As a McNair Scholar, Riddick engaged in research that involved a comparative study of the criminalization and cultural erasure in colonial mission schools and in United States urban schools. She was invited to present her research on numerous occasions to history classes, at statewide and national conferences. Graduating with a grade-point average of 3.95, Riddick landed on the Dean’s Honor Roll for most of her quarters at UC Santa Barbara and excelled not only in her undergraduate coursework, but also in graduate-level seminars.

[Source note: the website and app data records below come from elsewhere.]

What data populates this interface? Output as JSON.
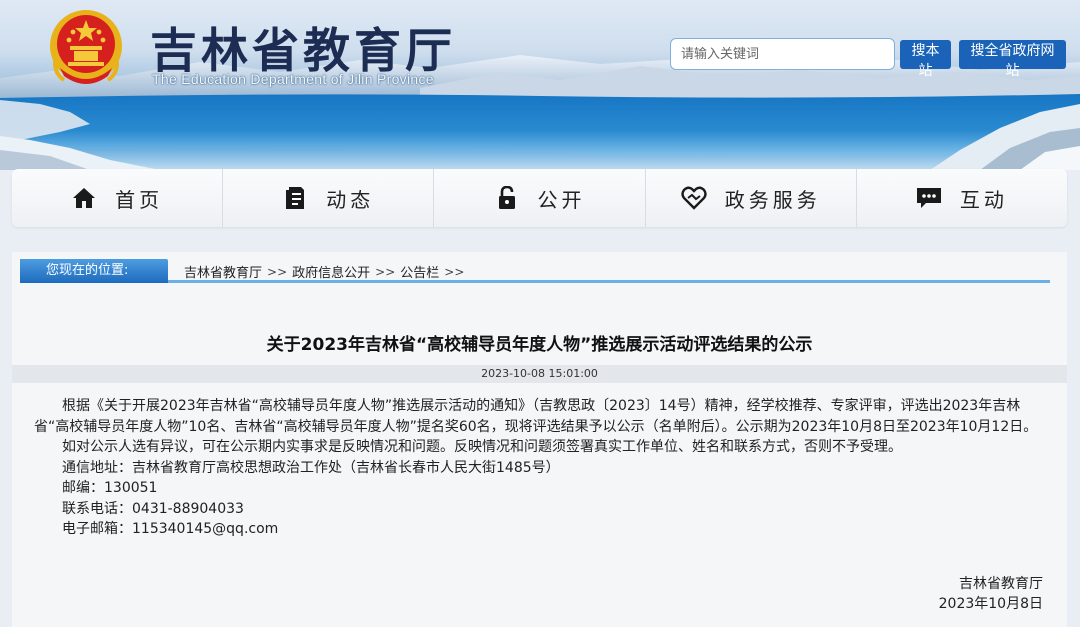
{
  "header": {
    "title": "吉林省教育厅",
    "subtitle": "The Education Department of Jilin Province",
    "search": {
      "placeholder": "请输入关键词",
      "value": ""
    },
    "btn_site": "搜本站",
    "btn_province": "搜全省政府网站"
  },
  "nav": {
    "items": [
      {
        "label": "首页",
        "icon": "home-icon"
      },
      {
        "label": "动态",
        "icon": "document-icon"
      },
      {
        "label": "公开",
        "icon": "lock-icon"
      },
      {
        "label": "政务服务",
        "icon": "handshake-heart-icon"
      },
      {
        "label": "互动",
        "icon": "chat-icon"
      }
    ]
  },
  "breadcrumb": {
    "label": "您现在的位置:",
    "items": [
      "吉林省教育厅",
      "政府信息公开",
      "公告栏"
    ],
    "separator": ">>"
  },
  "article": {
    "title": "关于2023年吉林省“高校辅导员年度人物”推选展示活动评选结果的公示",
    "datetime": "2023-10-08 15:01:00",
    "paragraph1": "根据《关于开展2023年吉林省“高校辅导员年度人物”推选展示活动的通知》（吉教思政〔2023〕14号）精神，经学校推荐、专家评审，评选出2023年吉林省“高校辅导员年度人物”10名、吉林省“高校辅导员年度人物”提名奖60名，现将评选结果予以公示（名单附后）。公示期为2023年10月8日至2023年10月12日。",
    "paragraph2": "如对公示人选有异议，可在公示期内实事求是反映情况和问题。反映情况和问题须签署真实工作单位、姓名和联系方式，否则不予受理。",
    "address": "通信地址：吉林省教育厅高校思想政治工作处（吉林省长春市人民大街1485号）",
    "postcode": "邮编：130051",
    "phone": "联系电话：0431-88904033",
    "email": "电子邮箱：115340145@qq.com",
    "signature_org": "吉林省教育厅",
    "signature_date": "2023年10月8日"
  },
  "colors": {
    "accent": "#1a63b8",
    "title_text": "#1c2c52",
    "crumb_underline": "#6ab0e6"
  }
}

Sociology professor Beth Schneider described Riddick as “a lover of research,” who has gone far beyond what is expected and serves as a role model for research. History professor Paul Spickard described a situation that arose in one of his 500-student modern history classes when the discussion turned to racist graffiti. Riddick spoke to the entire class, “holding the floor for 20 minutes,” Spickard said, “with a spontaneous lecture on structural racism and its impact on the individual psyche, the economy and politics. It was a tour de force.”

Beyond her academic achievements, Riddick’s commitment to service and to the campus community led her to become a champion for increasing access and affordability for low-income students of color. She held leadership roles in the Black Student Union and worked with the Office of Admissions to develop the Black Freshman Mentorship Program to improve retention rates among black students. As a Michael D. Young Scholar Intern, she contributed her knowledge and passion for others while working as an intern in the Office of Financial Aid and Scholarships.

As part of her internship she worked on several initiatives, including a re-entry program for students who had dropped out, a campuswide Cal-Fresh program to promote food security resources and the development of strategies and initiatives to improve the low rates of students completing the FAFSA applications. During her sophomore year, Riddick was invited by the UC Regents to give a presentation on access and affordability.

Next fall, with a U.S. Presidential Scholarship in hand, she will head to Harvard University to pursue a Ph.D. in education. Riddick’s advice to incoming UC Santa Barbara freshman and transfer students? Lead!

“If something needs changing, do not ever underestimate your ability to change it,” she said. “It is your duty, and it is not out of reach. Whatever you are passionate about, you can make a reality.”